Stored items from a collection:
_ _ _

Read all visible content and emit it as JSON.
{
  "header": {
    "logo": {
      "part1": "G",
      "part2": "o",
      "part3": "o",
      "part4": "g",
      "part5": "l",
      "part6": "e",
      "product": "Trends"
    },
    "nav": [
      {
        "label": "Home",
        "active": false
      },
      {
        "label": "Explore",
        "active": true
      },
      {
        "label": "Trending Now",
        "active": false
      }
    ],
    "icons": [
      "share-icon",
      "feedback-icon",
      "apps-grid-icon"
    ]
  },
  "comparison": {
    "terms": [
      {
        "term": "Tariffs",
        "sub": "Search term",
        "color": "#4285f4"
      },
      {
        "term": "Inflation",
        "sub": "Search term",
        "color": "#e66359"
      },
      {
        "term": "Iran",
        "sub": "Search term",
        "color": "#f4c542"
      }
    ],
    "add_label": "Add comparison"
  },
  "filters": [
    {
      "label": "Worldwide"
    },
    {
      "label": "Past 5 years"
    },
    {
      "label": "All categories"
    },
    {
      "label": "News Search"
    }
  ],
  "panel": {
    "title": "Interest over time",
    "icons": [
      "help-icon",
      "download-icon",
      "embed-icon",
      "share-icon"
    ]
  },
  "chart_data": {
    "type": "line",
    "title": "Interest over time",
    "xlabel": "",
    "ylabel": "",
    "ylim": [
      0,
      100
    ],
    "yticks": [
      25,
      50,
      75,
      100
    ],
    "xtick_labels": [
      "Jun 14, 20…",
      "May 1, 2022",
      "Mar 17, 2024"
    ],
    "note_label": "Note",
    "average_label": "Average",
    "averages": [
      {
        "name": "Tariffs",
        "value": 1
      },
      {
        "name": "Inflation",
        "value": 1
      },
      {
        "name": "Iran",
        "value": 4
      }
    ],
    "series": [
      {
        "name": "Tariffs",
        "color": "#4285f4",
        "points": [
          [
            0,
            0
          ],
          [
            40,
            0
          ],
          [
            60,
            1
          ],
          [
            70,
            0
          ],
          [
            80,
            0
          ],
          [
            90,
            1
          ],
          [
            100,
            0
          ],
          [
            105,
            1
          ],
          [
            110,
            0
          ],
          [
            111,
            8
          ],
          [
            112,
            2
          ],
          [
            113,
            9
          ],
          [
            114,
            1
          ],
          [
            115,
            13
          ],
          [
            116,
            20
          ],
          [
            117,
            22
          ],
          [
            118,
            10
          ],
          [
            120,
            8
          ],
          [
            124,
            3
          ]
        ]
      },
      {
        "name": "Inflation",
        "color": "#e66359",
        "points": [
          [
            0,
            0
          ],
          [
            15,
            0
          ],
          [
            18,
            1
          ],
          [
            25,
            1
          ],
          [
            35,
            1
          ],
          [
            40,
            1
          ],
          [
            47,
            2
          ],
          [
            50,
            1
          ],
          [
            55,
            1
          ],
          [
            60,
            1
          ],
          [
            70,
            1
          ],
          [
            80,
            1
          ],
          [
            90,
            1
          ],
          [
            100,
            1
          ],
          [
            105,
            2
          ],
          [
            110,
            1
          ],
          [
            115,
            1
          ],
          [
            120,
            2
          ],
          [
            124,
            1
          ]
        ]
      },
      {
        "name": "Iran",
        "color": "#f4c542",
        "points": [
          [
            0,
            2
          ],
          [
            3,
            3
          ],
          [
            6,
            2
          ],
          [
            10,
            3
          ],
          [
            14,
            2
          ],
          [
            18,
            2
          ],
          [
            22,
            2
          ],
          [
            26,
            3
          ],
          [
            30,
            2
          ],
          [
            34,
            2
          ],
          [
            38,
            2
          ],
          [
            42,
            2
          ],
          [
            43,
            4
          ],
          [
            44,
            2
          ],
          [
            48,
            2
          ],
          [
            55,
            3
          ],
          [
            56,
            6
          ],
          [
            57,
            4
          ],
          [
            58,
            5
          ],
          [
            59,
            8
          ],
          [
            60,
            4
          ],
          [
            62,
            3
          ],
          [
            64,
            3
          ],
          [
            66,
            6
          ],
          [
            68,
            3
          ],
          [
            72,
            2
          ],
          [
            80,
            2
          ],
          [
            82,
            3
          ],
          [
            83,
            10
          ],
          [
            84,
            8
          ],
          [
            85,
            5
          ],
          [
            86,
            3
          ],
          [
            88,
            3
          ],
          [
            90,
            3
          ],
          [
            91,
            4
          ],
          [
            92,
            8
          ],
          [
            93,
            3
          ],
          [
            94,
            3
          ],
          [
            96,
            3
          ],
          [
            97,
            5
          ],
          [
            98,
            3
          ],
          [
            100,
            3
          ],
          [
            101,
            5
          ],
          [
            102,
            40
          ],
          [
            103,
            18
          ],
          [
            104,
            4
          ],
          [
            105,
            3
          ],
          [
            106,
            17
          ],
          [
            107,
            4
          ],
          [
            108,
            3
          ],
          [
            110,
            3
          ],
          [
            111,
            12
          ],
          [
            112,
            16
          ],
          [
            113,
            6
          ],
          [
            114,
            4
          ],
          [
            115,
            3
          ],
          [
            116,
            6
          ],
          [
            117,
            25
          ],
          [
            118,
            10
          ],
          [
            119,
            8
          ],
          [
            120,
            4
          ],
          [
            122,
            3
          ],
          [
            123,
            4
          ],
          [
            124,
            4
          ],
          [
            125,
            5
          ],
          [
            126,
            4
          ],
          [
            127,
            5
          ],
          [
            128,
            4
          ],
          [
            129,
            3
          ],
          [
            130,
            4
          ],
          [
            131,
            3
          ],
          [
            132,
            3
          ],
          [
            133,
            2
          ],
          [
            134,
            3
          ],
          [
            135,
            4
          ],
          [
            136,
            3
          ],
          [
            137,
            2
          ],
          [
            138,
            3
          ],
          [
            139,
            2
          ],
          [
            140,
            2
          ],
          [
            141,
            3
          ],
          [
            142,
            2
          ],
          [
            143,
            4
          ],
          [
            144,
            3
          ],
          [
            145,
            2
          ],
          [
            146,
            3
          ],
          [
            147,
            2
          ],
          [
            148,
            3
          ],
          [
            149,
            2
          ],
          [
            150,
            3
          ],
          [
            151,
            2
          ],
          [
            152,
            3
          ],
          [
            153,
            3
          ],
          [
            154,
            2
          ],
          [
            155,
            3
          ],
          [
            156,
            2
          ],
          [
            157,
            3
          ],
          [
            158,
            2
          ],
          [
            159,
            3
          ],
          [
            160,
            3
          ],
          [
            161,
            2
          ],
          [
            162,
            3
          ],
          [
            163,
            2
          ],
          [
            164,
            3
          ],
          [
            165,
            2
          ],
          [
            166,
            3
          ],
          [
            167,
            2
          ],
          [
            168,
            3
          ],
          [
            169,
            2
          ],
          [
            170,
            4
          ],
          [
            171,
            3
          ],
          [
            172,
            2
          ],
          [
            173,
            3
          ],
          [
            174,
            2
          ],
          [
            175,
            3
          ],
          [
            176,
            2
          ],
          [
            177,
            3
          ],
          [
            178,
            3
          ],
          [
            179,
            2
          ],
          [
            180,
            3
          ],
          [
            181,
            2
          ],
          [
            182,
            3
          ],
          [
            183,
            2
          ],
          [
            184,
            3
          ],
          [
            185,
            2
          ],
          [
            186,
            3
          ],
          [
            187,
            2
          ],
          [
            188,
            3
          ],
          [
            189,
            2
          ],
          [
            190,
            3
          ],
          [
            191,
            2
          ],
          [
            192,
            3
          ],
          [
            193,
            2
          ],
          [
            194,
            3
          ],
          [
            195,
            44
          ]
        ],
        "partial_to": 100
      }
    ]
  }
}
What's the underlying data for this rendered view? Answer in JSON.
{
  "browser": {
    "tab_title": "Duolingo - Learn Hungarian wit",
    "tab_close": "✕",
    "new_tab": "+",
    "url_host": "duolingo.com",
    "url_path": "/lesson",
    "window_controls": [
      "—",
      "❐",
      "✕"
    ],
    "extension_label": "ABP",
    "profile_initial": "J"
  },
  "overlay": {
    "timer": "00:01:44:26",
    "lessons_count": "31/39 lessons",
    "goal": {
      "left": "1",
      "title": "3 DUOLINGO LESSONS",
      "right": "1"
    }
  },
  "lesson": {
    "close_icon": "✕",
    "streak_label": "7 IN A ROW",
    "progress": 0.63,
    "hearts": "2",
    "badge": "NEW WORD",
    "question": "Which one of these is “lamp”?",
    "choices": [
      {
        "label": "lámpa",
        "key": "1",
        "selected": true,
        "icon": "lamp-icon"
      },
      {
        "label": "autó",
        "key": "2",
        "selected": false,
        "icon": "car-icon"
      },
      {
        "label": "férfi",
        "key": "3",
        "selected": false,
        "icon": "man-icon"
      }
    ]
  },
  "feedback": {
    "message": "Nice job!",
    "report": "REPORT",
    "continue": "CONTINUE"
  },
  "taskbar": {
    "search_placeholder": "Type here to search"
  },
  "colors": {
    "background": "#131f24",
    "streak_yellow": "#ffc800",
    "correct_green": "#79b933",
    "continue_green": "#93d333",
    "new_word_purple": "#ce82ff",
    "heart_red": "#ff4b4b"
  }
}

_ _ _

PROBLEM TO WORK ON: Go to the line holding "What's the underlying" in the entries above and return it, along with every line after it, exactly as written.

RESPONSE FOR THIS EXERCISE:
What's the underlying data for this rendered view? Answer in JSON.
{
  "browser": {
    "tab_title": "Duolingo - Learn Hungarian wit",
    "tab_close": "✕",
    "new_tab": "+",
    "url_host": "duolingo.com",
    "url_path": "/lesson",
    "window_controls": [
      "—",
      "❐",
      "✕"
    ],
    "extension_label": "ABP",
    "profile_initial": "J"
  },
  "overlay": {
    "timer": "00:01:44:26",
    "lessons_count": "31/39 lessons",
    "goal": {
      "left": "1",
      "title": "3 DUOLINGO LESSONS",
      "right": "1"
    }
  },
  "lesson": {
    "close_icon": "✕",
    "streak_label": "7 IN A ROW",
    "progress": 0.63,
    "hearts": "2",
    "badge": "NEW WORD",
    "question": "Which one of these is “lamp”?",
    "choices": [
      {
        "label": "lámpa",
        "key": "1",
        "selected": true,
        "icon": "lamp-icon"
      },
      {
        "label": "autó",
        "key": "2",
        "selected": false,
        "icon": "car-icon"
      },
      {
        "label": "férfi",
        "key": "3",
        "selected": false,
        "icon": "man-icon"
      }
    ]
  },
  "feedback": {
    "message": "Nice job!",
    "report": "REPORT",
    "continue": "CONTINUE"
  },
  "taskbar": {
    "search_placeholder": "Type here to search"
  },
  "colors": {
    "background": "#131f24",
    "streak_yellow": "#ffc800",
    "correct_green": "#79b933",
    "continue_green": "#93d333",
    "new_word_purple": "#ce82ff",
    "heart_red": "#ff4b4b"
  }
}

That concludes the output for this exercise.